(Interface dataset entries)

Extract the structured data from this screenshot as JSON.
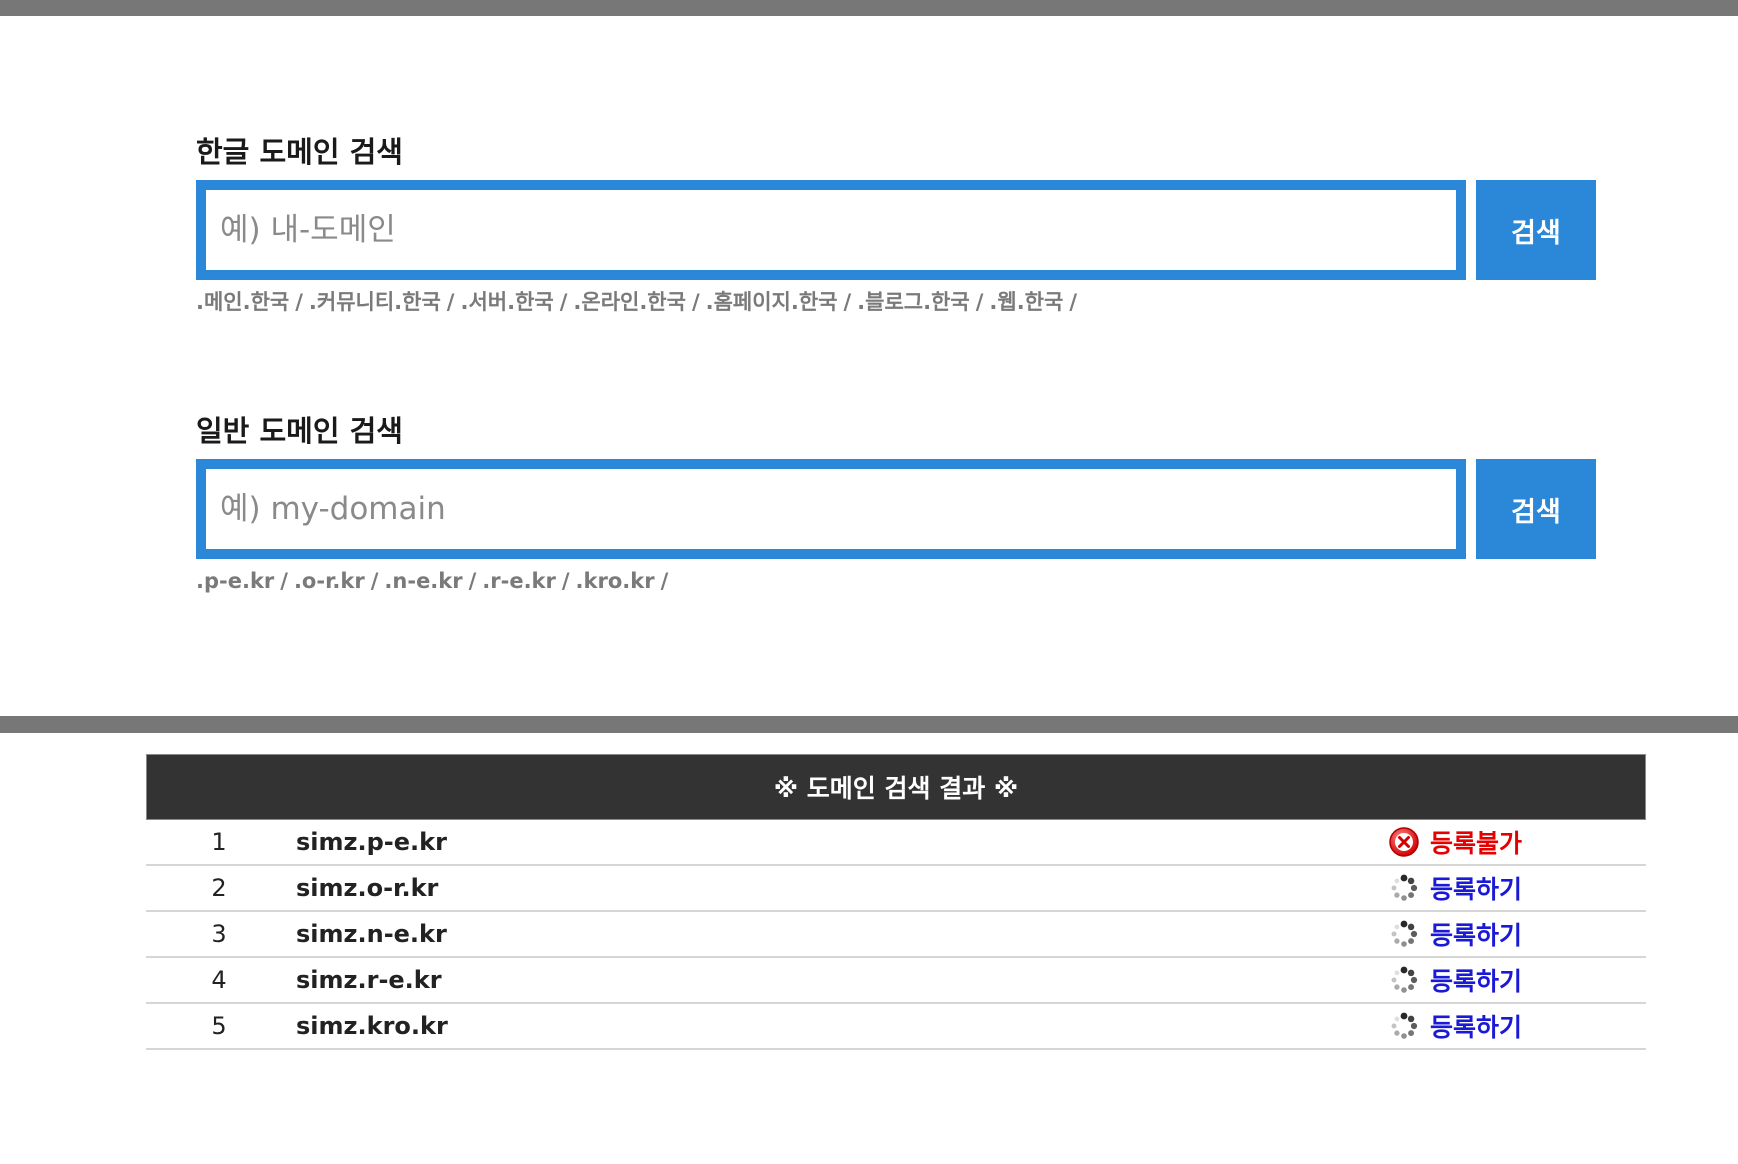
{
  "korean_search": {
    "title": "한글 도메인 검색",
    "placeholder": "예) 내-도메인",
    "button_label": "검색",
    "tlds": [
      ".메인.한국",
      ".커뮤니티.한국",
      ".서버.한국",
      ".온라인.한국",
      ".홈페이지.한국",
      ".블로그.한국",
      ".웹.한국"
    ],
    "separator": "/"
  },
  "general_search": {
    "title": "일반 도메인 검색",
    "placeholder": "예) my-domain",
    "button_label": "검색",
    "tlds": [
      ".p-e.kr",
      ".o-r.kr",
      ".n-e.kr",
      ".r-e.kr",
      ".kro.kr"
    ],
    "separator": "/"
  },
  "results": {
    "header": "※ 도메인 검색 결과 ※",
    "rows": [
      {
        "num": "1",
        "domain": "simz.p-e.kr",
        "status": "등록불가",
        "status_type": "unavailable",
        "icon": "error-icon"
      },
      {
        "num": "2",
        "domain": "simz.o-r.kr",
        "status": "등록하기",
        "status_type": "available",
        "icon": "loading-spinner-icon"
      },
      {
        "num": "3",
        "domain": "simz.n-e.kr",
        "status": "등록하기",
        "status_type": "available",
        "icon": "loading-spinner-icon"
      },
      {
        "num": "4",
        "domain": "simz.r-e.kr",
        "status": "등록하기",
        "status_type": "available",
        "icon": "loading-spinner-icon"
      },
      {
        "num": "5",
        "domain": "simz.kro.kr",
        "status": "등록하기",
        "status_type": "available",
        "icon": "loading-spinner-icon"
      }
    ]
  },
  "colors": {
    "accent": "#2b88d8",
    "header_bg": "#333333",
    "bar": "#777777",
    "unavailable": "#e60000",
    "available": "#1a1ad6"
  }
}
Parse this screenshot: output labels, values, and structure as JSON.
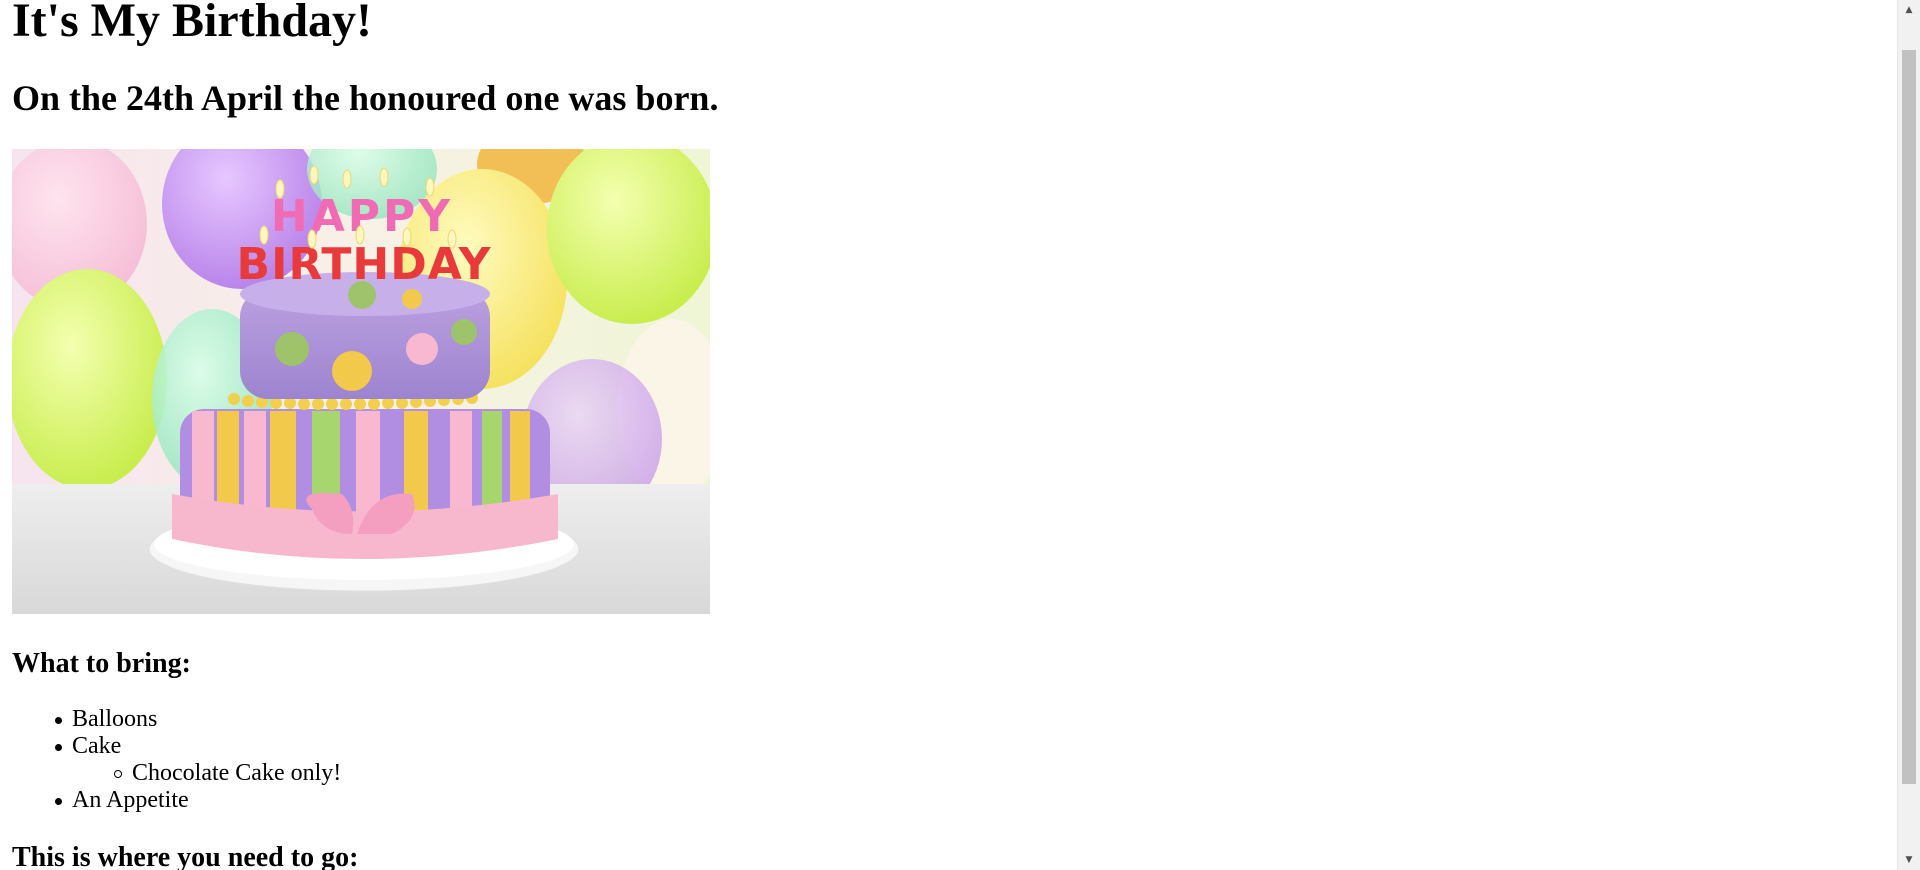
{
  "page": {
    "title": "It's My Birthday!",
    "subtitle": "On the 24th April the honoured one was born."
  },
  "hero_image": {
    "cake_text_line1": "HAPPY",
    "cake_text_line2": "BIRTHDAY"
  },
  "bring": {
    "heading": "What to bring:",
    "items": [
      "Balloons",
      "Cake",
      "An Appetite"
    ],
    "cake_subitems": [
      "Chocolate Cake only!"
    ]
  },
  "location": {
    "heading": "This is where you need to go:"
  },
  "scrollbar": {
    "up_icon": "scroll-up-arrow",
    "down_icon": "scroll-down-arrow"
  },
  "colors": {
    "thumb": "#c1c1c1",
    "track": "#f1f1f1"
  }
}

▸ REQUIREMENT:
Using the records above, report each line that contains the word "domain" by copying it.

▸ ANSWER SECTION:
    "placeholder": "예) my-domain",
        "domain": "simz.p-e.kr",
        "domain": "simz.o-r.kr",
        "domain": "simz.n-e.kr",
        "domain": "simz.r-e.kr",
        "domain": "simz.kro.kr",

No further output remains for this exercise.